Cestodes are tape-like and segmented in shape, have a head with suckers and possibly hooks, and lack a digestive tract. Trematodes are leaf-like and unsegmented, lack hooks entirely, and have an incomplete digestive tract. Generally, cestodes require two hosts and trematodes need three to complete their life cycles.

How does a trematode typically look like?

Trematodes are flattened oval or worm-like animals, usually no more than a few centimetres in length, although species as small as 1 millimetre (0.039 in) are known. Their most distinctive external feature is the presence of two suckers, one close to the mouth, and the other on the underside of the animal.

How long can flukes live without a host?

The lifecycle without a host can be completed within a few days. An adult can live up to 6 days without a host. After an egg hatches the oncomiridium must find a host within 36 hours or it will die. A fluke cannot attack an invertebrate or coral.

What are examples of trematode?

Digenea
LeucochloridiumSchistosomatidaeAlariaAspidogastrea
Flukes/Lower classifications

What are some of the important trematode parasites of human?

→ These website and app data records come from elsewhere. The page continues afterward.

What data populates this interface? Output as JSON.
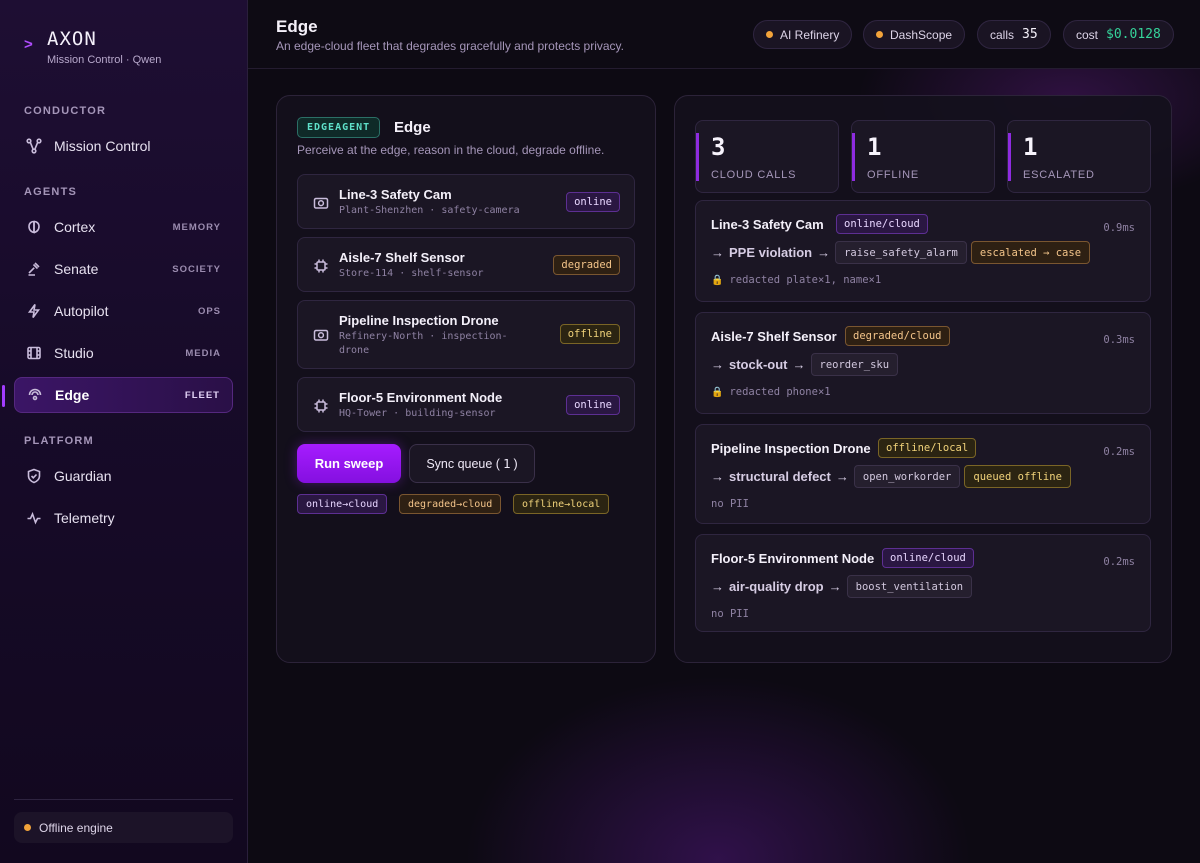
{
  "brand": {
    "title": "AXON",
    "subtitle": "Mission Control · Qwen",
    "chevron": ">"
  },
  "sidebar": {
    "sections": {
      "conductor": "CONDUCTOR",
      "agents": "AGENTS",
      "platform": "PLATFORM"
    },
    "items": [
      {
        "label": "Mission Control",
        "tag": "",
        "icon": "network-icon"
      },
      {
        "label": "Cortex",
        "tag": "MEMORY",
        "icon": "brain-icon"
      },
      {
        "label": "Senate",
        "tag": "SOCIETY",
        "icon": "gavel-icon"
      },
      {
        "label": "Autopilot",
        "tag": "OPS",
        "icon": "lightning-icon"
      },
      {
        "label": "Studio",
        "tag": "MEDIA",
        "icon": "film-icon"
      },
      {
        "label": "Edge",
        "tag": "FLEET",
        "icon": "edge-icon",
        "active": true
      },
      {
        "label": "Guardian",
        "tag": "",
        "icon": "shield-icon"
      },
      {
        "label": "Telemetry",
        "tag": "",
        "icon": "pulse-icon"
      }
    ],
    "engine_status": "Offline engine"
  },
  "header": {
    "title": "Edge",
    "subtitle": "An edge-cloud fleet that degrades gracefully and protects privacy.",
    "chips": {
      "refinery": "AI Refinery",
      "dashscope": "DashScope",
      "calls_label": "calls",
      "calls_value": "35",
      "cost_label": "cost",
      "cost_value": "$0.0128"
    }
  },
  "agent_panel": {
    "badge": "EDGEAGENT",
    "title": "Edge",
    "description": "Perceive at the edge, reason in the cloud, degrade offline.",
    "devices": [
      {
        "name": "Line-3 Safety Cam",
        "location": "Plant-Shenzhen · safety-camera",
        "status": "online",
        "icon": "camera-icon"
      },
      {
        "name": "Aisle-7 Shelf Sensor",
        "location": "Store-114 · shelf-sensor",
        "status": "degraded",
        "icon": "chip-icon"
      },
      {
        "name": "Pipeline Inspection Drone",
        "location": "Refinery-North · inspection-drone",
        "status": "offline",
        "icon": "camera-icon"
      },
      {
        "name": "Floor-5 Environment Node",
        "location": "HQ-Tower · building-sensor",
        "status": "online",
        "icon": "chip-icon"
      }
    ],
    "run_button": "Run sweep",
    "sync_label": "Sync queue (",
    "sync_count": "1",
    "sync_close": ")",
    "routes": [
      "online→cloud",
      "degraded→cloud",
      "offline→local"
    ]
  },
  "stats": [
    {
      "value": "3",
      "label": "CLOUD CALLS"
    },
    {
      "value": "1",
      "label": "OFFLINE"
    },
    {
      "value": "1",
      "label": "ESCALATED"
    }
  ],
  "events": [
    {
      "device": "Line-3 Safety Cam",
      "route": "online/cloud",
      "latency": "0.9ms",
      "finding": "PPE violation",
      "action": "raise_safety_alarm",
      "result": "escalated → case",
      "pii": "redacted plate×1, name×1",
      "pii_locked": true
    },
    {
      "device": "Aisle-7 Shelf Sensor",
      "route": "degraded/cloud",
      "latency": "0.3ms",
      "finding": "stock-out",
      "action": "reorder_sku",
      "result": "",
      "pii": "redacted phone×1",
      "pii_locked": true
    },
    {
      "device": "Pipeline Inspection Drone",
      "route": "offline/local",
      "latency": "0.2ms",
      "finding": "structural defect",
      "action": "open_workorder",
      "result": "queued offline",
      "pii": "no PII",
      "pii_locked": false
    },
    {
      "device": "Floor-5 Environment Node",
      "route": "online/cloud",
      "latency": "0.2ms",
      "finding": "air-quality drop",
      "action": "boost_ventilation",
      "result": "",
      "pii": "no PII",
      "pii_locked": false
    }
  ],
  "colors": {
    "accent": "#a23cff",
    "online": "#e8d6ff",
    "degraded": "#f3c48a",
    "offline": "#f0d27a",
    "cost": "#35d39a",
    "status_dot": "#f2a33a"
  }
}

The most important trematodes are Schistosoma species (blood flukes), Clonorchis sinensis (liver fluke), and Paragonimus westermani (lung fluke). Schistosomes have by far the greatest impact in terms of the number of people infected, morbidity, and mortality.

What is the life cycle of a trematode?

The life cycle of a typical trematode begins with an egg. Some trematode eggs hatch directly in the environment (water), while others are eaten and hatched within a host, typically a mollusc.

Do all trematodes have a redia stage?

Not all trematode species have a redia stage; some may just have a sporocyst stage depending on the life cycle. The rediae are dominant over sporocysts because they have mouths and are able to either eat their competitors’ food or their competitors. The larval form of the parasite develops within the germinal cells of the sporocyst or redia.

How do trematodes reproduce?

As an adult, it is capable of sexual reproduction. Not all trematodes follow the typical sequence of eggs, miracidia, sporocysts, rediae, cercariae, and adults. In some species, the redial stage is omitted, and sporocysts produce cercariae. In other species, the cercaria develops into an adult within the same host.

What is the function of the tegument in a trematode?

Trematodes are covered by a tegument, that protects the organism from the environment by providing secretory and absorptive functions. The life cycle of a typical trematode begins with an egg.